About this task »
Each record, in full, must be restated word for word.

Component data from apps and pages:
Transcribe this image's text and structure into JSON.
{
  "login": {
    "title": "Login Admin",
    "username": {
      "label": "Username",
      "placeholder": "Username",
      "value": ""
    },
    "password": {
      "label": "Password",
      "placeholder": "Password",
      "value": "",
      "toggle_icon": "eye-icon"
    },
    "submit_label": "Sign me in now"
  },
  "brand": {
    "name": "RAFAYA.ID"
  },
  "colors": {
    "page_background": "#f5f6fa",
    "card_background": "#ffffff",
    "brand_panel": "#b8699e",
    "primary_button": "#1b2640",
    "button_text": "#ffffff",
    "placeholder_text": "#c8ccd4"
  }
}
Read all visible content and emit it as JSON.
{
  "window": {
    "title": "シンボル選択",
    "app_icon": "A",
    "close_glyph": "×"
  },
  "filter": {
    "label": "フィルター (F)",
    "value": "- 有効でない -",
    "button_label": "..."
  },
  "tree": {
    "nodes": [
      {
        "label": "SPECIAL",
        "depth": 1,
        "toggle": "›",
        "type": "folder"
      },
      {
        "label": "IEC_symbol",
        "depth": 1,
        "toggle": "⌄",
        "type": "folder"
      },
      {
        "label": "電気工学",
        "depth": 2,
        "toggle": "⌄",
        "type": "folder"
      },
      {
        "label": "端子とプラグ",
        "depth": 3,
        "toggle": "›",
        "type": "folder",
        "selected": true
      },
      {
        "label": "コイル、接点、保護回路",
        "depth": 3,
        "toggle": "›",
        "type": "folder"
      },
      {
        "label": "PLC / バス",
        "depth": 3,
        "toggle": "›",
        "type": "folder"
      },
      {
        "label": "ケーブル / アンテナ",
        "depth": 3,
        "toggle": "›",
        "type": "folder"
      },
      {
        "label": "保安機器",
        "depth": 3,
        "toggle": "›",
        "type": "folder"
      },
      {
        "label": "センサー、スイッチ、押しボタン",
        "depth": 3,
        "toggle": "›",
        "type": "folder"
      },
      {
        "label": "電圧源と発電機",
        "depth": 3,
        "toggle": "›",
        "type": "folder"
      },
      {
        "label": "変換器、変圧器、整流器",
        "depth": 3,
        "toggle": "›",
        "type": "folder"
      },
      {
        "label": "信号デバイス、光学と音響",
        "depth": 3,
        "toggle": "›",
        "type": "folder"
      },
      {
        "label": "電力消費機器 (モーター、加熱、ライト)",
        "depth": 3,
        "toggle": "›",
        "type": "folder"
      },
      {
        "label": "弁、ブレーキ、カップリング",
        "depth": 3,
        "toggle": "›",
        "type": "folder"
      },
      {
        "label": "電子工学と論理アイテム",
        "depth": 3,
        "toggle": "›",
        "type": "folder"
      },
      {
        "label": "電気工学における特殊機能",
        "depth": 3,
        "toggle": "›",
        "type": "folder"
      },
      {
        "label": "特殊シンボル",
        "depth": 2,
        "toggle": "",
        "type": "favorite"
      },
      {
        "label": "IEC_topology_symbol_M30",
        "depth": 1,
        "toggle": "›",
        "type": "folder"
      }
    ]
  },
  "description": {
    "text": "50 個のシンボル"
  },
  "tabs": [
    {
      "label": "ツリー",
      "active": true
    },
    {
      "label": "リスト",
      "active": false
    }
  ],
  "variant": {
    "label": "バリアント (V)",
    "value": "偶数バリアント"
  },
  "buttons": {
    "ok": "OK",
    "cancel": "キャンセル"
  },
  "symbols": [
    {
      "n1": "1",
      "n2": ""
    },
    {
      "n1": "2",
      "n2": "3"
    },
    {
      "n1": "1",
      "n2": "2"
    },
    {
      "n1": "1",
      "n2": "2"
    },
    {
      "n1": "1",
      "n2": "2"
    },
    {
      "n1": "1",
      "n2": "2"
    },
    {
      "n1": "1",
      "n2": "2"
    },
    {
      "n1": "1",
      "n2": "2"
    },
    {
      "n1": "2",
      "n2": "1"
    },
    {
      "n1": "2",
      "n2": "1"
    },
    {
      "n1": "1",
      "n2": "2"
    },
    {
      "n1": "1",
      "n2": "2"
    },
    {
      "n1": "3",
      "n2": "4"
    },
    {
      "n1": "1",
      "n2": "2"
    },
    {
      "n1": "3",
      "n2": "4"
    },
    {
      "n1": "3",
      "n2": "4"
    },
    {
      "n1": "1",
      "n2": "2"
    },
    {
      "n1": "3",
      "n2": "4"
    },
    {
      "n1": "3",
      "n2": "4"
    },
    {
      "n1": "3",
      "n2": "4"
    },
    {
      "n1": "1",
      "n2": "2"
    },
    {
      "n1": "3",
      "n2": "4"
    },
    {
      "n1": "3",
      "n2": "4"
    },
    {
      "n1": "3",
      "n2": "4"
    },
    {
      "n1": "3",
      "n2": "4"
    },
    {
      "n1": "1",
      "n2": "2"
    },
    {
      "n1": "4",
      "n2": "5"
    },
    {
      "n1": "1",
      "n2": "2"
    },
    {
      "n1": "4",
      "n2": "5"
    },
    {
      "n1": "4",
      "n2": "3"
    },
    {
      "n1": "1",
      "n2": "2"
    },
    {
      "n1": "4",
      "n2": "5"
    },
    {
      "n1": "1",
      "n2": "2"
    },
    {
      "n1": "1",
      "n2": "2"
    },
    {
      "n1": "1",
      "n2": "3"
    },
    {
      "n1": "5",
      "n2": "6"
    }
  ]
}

Written solution »
Transcribe this image's text and structure into JSON.
{
  "login": {
    "title": "Login Admin",
    "username": {
      "label": "Username",
      "placeholder": "Username",
      "value": ""
    },
    "password": {
      "label": "Password",
      "placeholder": "Password",
      "value": "",
      "toggle_icon": "eye-icon"
    },
    "submit_label": "Sign me in now"
  },
  "brand": {
    "name": "RAFAYA.ID"
  },
  "colors": {
    "page_background": "#f5f6fa",
    "card_background": "#ffffff",
    "brand_panel": "#b8699e",
    "primary_button": "#1b2640",
    "button_text": "#ffffff",
    "placeholder_text": "#c8ccd4"
  }
}
Read all visible content and emit it as JSON.
{
  "window": {
    "title": "シンボル選択",
    "app_icon": "A",
    "close_glyph": "×"
  },
  "filter": {
    "label": "フィルター (F)",
    "value": "- 有効でない -",
    "button_label": "..."
  },
  "tree": {
    "nodes": [
      {
        "label": "SPECIAL",
        "depth": 1,
        "toggle": "›",
        "type": "folder"
      },
      {
        "label": "IEC_symbol",
        "depth": 1,
        "toggle": "⌄",
        "type": "folder"
      },
      {
        "label": "電気工学",
        "depth": 2,
        "toggle": "⌄",
        "type": "folder"
      },
      {
        "label": "端子とプラグ",
        "depth": 3,
        "toggle": "›",
        "type": "folder",
        "selected": true
      },
      {
        "label": "コイル、接点、保護回路",
        "depth": 3,
        "toggle": "›",
        "type": "folder"
      },
      {
        "label": "PLC / バス",
        "depth": 3,
        "toggle": "›",
        "type": "folder"
      },
      {
        "label": "ケーブル / アンテナ",
        "depth": 3,
        "toggle": "›",
        "type": "folder"
      },
      {
        "label": "保安機器",
        "depth": 3,
        "toggle": "›",
        "type": "folder"
      },
      {
        "label": "センサー、スイッチ、押しボタン",
        "depth": 3,
        "toggle": "›",
        "type": "folder"
      },
      {
        "label": "電圧源と発電機",
        "depth": 3,
        "toggle": "›",
        "type": "folder"
      },
      {
        "label": "変換器、変圧器、整流器",
        "depth": 3,
        "toggle": "›",
        "type": "folder"
      },
      {
        "label": "信号デバイス、光学と音響",
        "depth": 3,
        "toggle": "›",
        "type": "folder"
      },
      {
        "label": "電力消費機器 (モーター、加熱、ライト)",
        "depth": 3,
        "toggle": "›",
        "type": "folder"
      },
      {
        "label": "弁、ブレーキ、カップリング",
        "depth": 3,
        "toggle": "›",
        "type": "folder"
      },
      {
        "label": "電子工学と論理アイテム",
        "depth": 3,
        "toggle": "›",
        "type": "folder"
      },
      {
        "label": "電気工学における特殊機能",
        "depth": 3,
        "toggle": "›",
        "type": "folder"
      },
      {
        "label": "特殊シンボル",
        "depth": 2,
        "toggle": "",
        "type": "favorite"
      },
      {
        "label": "IEC_topology_symbol_M30",
        "depth": 1,
        "toggle": "›",
        "type": "folder"
      }
    ]
  },
  "description": {
    "text": "50 個のシンボル"
  },
  "tabs": [
    {
      "label": "ツリー",
      "active": true
    },
    {
      "label": "リスト",
      "active": false
    }
  ],
  "variant": {
    "label": "バリアント (V)",
    "value": "偶数バリアント"
  },
  "buttons": {
    "ok": "OK",
    "cancel": "キャンセル"
  },
  "symbols": [
    {
      "n1": "1",
      "n2": ""
    },
    {
      "n1": "2",
      "n2": "3"
    },
    {
      "n1": "1",
      "n2": "2"
    },
    {
      "n1": "1",
      "n2": "2"
    },
    {
      "n1": "1",
      "n2": "2"
    },
    {
      "n1": "1",
      "n2": "2"
    },
    {
      "n1": "1",
      "n2": "2"
    },
    {
      "n1": "1",
      "n2": "2"
    },
    {
      "n1": "2",
      "n2": "1"
    },
    {
      "n1": "2",
      "n2": "1"
    },
    {
      "n1": "1",
      "n2": "2"
    },
    {
      "n1": "1",
      "n2": "2"
    },
    {
      "n1": "3",
      "n2": "4"
    },
    {
      "n1": "1",
      "n2": "2"
    },
    {
      "n1": "3",
      "n2": "4"
    },
    {
      "n1": "3",
      "n2": "4"
    },
    {
      "n1": "1",
      "n2": "2"
    },
    {
      "n1": "3",
      "n2": "4"
    },
    {
      "n1": "3",
      "n2": "4"
    },
    {
      "n1": "3",
      "n2": "4"
    },
    {
      "n1": "1",
      "n2": "2"
    },
    {
      "n1": "3",
      "n2": "4"
    },
    {
      "n1": "3",
      "n2": "4"
    },
    {
      "n1": "3",
      "n2": "4"
    },
    {
      "n1": "3",
      "n2": "4"
    },
    {
      "n1": "1",
      "n2": "2"
    },
    {
      "n1": "4",
      "n2": "5"
    },
    {
      "n1": "1",
      "n2": "2"
    },
    {
      "n1": "4",
      "n2": "5"
    },
    {
      "n1": "4",
      "n2": "3"
    },
    {
      "n1": "1",
      "n2": "2"
    },
    {
      "n1": "4",
      "n2": "5"
    },
    {
      "n1": "1",
      "n2": "2"
    },
    {
      "n1": "1",
      "n2": "2"
    },
    {
      "n1": "1",
      "n2": "3"
    },
    {
      "n1": "5",
      "n2": "6"
    }
  ]
}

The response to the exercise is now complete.